» **Required work**:
Which lines in the data below contain the word "total"? Pull each of them out.

» **Supplied material**:
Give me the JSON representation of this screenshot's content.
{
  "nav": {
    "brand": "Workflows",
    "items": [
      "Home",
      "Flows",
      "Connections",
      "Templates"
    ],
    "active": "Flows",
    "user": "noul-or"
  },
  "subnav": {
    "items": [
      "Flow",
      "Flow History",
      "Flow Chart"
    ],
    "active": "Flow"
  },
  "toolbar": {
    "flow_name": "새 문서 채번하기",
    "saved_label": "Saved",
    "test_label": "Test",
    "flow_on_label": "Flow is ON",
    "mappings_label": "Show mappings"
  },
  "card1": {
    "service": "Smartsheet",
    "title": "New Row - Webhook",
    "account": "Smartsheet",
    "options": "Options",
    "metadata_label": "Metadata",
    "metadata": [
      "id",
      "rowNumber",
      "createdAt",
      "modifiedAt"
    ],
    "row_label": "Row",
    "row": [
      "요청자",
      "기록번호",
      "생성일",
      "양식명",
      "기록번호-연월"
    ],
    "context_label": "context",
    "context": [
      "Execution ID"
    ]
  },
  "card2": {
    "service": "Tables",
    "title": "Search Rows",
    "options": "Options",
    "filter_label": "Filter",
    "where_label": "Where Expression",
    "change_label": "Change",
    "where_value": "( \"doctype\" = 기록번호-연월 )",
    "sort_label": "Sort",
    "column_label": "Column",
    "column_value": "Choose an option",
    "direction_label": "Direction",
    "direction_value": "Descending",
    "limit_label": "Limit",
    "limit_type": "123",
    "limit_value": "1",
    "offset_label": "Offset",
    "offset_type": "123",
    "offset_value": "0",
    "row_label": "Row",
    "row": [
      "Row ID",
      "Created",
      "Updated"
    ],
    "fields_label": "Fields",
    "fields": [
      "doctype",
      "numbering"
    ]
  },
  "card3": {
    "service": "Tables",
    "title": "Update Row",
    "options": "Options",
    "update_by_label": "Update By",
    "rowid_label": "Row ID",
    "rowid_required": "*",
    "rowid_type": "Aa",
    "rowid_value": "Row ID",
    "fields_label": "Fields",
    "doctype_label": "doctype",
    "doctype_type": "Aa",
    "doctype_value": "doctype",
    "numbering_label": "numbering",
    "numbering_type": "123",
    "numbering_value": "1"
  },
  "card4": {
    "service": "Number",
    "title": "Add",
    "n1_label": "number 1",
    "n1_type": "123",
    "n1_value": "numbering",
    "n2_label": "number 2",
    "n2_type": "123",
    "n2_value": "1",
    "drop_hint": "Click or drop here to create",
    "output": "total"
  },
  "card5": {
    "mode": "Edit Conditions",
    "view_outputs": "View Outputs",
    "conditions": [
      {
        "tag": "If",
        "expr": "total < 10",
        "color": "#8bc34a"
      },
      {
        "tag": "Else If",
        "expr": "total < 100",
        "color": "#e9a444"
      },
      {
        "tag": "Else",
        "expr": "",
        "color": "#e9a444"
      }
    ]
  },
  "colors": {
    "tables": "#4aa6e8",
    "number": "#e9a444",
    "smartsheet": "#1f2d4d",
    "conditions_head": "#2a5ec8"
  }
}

» **Answer below**:
    "output": "total"
        "expr": "total < 10",
        "expr": "total < 100",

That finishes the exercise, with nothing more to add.